What the exercise asks:
Extract all lines in the data that contain the word "Object".

Given data:
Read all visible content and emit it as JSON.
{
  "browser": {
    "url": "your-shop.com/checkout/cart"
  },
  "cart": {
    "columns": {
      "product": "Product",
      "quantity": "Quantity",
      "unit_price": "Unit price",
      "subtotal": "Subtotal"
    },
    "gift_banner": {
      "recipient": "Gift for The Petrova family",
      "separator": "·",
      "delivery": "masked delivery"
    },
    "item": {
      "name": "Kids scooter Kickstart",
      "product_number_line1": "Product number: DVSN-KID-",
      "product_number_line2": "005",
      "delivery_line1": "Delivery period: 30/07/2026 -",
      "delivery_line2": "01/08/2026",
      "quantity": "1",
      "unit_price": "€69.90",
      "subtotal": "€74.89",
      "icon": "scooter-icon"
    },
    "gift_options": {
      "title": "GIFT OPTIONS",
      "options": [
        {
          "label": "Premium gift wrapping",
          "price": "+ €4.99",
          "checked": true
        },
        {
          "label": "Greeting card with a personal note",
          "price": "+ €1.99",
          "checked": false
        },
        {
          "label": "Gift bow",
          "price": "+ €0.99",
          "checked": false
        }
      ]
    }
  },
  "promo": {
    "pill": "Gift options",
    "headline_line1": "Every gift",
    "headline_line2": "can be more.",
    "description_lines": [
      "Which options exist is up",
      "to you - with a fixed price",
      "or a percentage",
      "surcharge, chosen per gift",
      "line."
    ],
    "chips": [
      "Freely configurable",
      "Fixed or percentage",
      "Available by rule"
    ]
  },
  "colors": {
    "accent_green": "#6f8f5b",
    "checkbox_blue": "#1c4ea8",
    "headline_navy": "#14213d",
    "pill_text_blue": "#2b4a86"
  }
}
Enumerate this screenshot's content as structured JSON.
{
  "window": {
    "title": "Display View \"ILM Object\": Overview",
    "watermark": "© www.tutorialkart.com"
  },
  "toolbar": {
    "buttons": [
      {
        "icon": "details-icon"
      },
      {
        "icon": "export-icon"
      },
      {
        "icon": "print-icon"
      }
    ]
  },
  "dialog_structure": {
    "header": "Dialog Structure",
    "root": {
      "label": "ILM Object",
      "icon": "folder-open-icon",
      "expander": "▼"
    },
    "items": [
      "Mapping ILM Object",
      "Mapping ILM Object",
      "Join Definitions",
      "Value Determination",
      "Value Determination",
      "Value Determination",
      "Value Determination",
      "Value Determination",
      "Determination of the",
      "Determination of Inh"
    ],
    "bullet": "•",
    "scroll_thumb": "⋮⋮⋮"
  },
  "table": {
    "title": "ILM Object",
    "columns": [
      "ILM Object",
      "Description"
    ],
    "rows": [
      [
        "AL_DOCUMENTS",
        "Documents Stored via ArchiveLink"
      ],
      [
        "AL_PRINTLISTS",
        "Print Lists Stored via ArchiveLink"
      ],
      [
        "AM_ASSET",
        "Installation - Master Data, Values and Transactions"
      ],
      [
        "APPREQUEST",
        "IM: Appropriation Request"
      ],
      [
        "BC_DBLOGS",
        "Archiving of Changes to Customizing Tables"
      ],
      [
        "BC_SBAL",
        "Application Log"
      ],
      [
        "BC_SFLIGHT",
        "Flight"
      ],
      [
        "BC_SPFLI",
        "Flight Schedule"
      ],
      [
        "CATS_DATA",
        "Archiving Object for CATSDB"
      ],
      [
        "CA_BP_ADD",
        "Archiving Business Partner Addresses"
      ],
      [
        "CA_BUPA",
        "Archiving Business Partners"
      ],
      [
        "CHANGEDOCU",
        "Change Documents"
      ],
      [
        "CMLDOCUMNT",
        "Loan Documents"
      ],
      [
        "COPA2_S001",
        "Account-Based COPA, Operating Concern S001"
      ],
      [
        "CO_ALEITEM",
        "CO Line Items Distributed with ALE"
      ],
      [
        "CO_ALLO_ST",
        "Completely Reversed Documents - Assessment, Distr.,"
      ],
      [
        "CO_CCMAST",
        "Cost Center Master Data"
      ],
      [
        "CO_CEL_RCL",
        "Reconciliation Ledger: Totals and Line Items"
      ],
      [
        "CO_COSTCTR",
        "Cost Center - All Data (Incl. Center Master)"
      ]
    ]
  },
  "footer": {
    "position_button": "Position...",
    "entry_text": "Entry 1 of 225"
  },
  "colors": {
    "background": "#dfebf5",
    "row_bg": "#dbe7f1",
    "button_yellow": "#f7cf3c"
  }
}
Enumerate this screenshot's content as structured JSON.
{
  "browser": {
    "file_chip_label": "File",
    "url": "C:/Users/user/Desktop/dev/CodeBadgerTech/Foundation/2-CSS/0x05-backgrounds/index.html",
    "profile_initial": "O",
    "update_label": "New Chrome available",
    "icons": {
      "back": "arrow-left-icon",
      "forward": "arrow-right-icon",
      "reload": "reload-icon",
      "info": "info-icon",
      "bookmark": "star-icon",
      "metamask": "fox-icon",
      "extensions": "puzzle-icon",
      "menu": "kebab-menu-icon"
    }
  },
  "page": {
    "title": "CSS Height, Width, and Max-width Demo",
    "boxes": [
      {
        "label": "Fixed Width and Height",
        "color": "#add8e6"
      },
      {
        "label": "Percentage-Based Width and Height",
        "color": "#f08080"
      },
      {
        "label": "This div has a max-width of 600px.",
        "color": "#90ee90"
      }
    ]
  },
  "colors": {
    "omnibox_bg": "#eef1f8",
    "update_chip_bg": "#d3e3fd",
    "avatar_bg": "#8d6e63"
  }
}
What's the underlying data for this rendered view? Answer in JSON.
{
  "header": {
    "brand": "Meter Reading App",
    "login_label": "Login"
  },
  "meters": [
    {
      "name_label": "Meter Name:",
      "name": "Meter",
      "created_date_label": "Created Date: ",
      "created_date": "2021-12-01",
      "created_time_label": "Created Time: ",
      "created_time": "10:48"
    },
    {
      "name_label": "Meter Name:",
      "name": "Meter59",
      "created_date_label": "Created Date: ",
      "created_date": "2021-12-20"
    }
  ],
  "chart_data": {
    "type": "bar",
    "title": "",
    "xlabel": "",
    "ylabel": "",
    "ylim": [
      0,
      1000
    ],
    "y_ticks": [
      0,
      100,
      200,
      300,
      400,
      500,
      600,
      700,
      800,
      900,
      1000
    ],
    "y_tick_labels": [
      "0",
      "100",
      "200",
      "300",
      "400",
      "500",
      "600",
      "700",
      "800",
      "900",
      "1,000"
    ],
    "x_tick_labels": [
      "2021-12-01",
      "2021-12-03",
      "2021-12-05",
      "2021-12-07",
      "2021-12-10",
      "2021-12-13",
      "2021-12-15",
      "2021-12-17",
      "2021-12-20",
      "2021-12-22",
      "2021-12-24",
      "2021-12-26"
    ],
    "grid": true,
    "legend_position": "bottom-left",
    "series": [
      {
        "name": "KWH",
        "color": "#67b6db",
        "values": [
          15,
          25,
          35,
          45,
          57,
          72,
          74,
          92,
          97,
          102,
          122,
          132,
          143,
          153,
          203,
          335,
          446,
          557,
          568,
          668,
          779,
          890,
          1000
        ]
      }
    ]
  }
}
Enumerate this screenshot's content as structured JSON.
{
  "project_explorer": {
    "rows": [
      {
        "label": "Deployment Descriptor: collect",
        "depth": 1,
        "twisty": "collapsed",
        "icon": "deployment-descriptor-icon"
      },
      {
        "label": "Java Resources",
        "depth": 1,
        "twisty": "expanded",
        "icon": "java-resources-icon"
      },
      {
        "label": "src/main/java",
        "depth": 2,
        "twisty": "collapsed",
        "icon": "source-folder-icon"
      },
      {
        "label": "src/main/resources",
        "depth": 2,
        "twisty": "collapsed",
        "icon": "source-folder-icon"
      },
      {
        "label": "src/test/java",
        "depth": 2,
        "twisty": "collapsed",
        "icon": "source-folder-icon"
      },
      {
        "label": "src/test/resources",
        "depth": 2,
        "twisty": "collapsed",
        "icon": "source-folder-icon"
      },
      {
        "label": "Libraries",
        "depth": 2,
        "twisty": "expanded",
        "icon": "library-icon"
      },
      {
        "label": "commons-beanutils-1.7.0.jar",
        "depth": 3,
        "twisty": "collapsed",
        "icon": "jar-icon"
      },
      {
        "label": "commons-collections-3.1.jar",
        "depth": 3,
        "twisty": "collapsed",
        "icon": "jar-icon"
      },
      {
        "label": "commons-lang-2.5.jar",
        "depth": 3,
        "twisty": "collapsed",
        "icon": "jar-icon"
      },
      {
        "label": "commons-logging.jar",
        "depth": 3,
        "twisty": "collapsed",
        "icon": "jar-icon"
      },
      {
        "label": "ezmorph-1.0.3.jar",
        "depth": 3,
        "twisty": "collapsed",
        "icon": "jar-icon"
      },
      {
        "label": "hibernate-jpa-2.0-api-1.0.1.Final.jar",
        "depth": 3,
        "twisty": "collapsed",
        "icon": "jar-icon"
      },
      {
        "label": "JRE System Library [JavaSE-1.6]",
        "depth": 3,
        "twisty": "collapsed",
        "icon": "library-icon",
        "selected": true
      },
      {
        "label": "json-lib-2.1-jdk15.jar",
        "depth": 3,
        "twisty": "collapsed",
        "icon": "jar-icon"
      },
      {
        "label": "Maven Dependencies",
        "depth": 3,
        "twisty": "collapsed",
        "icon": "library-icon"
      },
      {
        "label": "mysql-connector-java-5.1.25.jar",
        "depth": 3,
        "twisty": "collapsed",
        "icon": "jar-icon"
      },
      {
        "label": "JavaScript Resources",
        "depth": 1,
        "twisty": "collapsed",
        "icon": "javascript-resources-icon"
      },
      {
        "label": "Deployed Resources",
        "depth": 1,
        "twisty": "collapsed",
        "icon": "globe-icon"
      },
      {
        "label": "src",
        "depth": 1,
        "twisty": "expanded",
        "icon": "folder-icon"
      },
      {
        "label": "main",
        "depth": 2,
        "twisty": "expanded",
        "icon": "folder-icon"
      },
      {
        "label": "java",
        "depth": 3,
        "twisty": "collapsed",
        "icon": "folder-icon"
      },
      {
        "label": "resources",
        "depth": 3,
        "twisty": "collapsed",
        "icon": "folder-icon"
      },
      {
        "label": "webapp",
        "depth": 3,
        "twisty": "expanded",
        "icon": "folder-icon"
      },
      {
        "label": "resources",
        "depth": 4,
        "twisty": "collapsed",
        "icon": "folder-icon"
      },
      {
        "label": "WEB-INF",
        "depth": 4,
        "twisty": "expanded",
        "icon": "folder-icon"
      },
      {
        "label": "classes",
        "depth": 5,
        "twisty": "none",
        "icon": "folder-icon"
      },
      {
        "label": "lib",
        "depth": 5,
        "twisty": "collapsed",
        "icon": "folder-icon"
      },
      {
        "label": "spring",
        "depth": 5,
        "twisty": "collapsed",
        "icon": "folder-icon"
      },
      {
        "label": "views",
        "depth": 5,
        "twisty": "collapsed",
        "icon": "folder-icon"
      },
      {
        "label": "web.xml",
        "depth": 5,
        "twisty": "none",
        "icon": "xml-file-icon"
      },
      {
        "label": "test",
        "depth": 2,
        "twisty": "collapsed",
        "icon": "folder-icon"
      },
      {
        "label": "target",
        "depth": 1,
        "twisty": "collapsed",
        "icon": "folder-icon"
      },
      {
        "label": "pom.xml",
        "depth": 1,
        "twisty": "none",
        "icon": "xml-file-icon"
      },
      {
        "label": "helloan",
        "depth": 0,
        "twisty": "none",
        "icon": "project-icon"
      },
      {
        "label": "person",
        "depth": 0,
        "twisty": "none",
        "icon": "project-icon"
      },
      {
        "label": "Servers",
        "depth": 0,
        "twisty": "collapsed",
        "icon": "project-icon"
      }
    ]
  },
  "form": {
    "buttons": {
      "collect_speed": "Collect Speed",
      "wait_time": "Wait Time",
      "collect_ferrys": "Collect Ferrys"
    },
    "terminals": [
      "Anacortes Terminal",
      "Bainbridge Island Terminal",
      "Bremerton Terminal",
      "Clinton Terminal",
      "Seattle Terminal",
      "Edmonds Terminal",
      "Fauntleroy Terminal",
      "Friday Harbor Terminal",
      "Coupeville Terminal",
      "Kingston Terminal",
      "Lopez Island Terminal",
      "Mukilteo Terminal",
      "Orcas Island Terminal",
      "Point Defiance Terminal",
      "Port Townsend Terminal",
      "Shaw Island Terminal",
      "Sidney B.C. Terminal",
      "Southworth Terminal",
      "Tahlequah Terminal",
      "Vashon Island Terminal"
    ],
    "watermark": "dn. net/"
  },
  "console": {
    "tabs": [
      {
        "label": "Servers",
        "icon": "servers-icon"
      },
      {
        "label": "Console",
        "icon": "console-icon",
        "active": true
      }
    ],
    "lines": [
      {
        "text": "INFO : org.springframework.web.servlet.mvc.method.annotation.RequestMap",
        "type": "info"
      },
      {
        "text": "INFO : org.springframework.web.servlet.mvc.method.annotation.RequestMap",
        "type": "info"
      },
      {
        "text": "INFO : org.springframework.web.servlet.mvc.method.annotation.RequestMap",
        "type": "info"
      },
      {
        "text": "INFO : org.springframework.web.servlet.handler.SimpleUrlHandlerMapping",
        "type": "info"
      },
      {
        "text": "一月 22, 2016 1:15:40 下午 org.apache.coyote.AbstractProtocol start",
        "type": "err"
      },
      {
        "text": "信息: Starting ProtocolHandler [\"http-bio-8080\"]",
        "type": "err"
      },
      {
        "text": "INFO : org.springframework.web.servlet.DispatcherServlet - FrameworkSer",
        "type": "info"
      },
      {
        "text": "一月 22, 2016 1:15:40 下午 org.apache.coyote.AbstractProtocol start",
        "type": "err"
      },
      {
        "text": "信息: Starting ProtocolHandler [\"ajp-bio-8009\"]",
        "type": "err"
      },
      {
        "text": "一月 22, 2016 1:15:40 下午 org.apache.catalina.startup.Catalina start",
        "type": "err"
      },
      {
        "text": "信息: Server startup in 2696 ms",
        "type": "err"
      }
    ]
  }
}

Written response:
    "title": "Display View \"ILM Object\": Overview",
      "label": "ILM Object",
      "Mapping ILM Object",
      "Mapping ILM Object",
    "title": "ILM Object",
      "ILM Object",
        "Archiving Object for CATSDB"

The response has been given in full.